▶ Available records
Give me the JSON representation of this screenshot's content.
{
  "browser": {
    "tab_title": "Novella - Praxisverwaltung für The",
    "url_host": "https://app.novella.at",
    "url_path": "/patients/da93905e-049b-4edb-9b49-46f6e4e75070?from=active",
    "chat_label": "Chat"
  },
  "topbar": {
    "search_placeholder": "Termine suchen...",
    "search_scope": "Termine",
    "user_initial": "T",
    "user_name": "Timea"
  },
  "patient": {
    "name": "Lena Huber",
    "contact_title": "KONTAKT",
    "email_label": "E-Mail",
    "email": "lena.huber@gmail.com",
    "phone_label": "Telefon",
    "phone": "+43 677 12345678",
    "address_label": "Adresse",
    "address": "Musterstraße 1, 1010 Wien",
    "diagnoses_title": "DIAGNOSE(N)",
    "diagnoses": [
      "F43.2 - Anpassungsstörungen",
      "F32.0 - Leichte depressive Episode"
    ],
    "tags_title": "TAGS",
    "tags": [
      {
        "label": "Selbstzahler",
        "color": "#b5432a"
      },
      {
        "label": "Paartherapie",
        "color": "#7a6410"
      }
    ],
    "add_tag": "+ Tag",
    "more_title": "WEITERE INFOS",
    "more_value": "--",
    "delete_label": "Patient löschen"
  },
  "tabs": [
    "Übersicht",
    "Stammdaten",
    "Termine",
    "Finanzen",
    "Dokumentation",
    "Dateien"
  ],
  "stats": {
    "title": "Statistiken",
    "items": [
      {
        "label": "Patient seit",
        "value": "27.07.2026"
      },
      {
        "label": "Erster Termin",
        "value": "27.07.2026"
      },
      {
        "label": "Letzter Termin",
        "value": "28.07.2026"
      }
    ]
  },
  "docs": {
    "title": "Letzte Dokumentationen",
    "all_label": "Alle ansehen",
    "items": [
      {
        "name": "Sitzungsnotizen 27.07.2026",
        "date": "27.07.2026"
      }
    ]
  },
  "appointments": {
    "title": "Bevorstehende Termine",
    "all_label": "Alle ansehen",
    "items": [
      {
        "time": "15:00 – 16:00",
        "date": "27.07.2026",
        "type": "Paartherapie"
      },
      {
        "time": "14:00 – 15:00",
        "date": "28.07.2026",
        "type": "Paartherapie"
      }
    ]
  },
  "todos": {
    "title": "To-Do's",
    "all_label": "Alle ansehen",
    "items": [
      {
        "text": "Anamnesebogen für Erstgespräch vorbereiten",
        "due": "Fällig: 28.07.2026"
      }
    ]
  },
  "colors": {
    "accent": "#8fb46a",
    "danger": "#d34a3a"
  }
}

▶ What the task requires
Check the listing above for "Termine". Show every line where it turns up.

▶ Exercise output
    "search_placeholder": "Termine suchen...",
    "search_scope": "Termine",
    "Termine",
    "title": "Bevorstehende Termine",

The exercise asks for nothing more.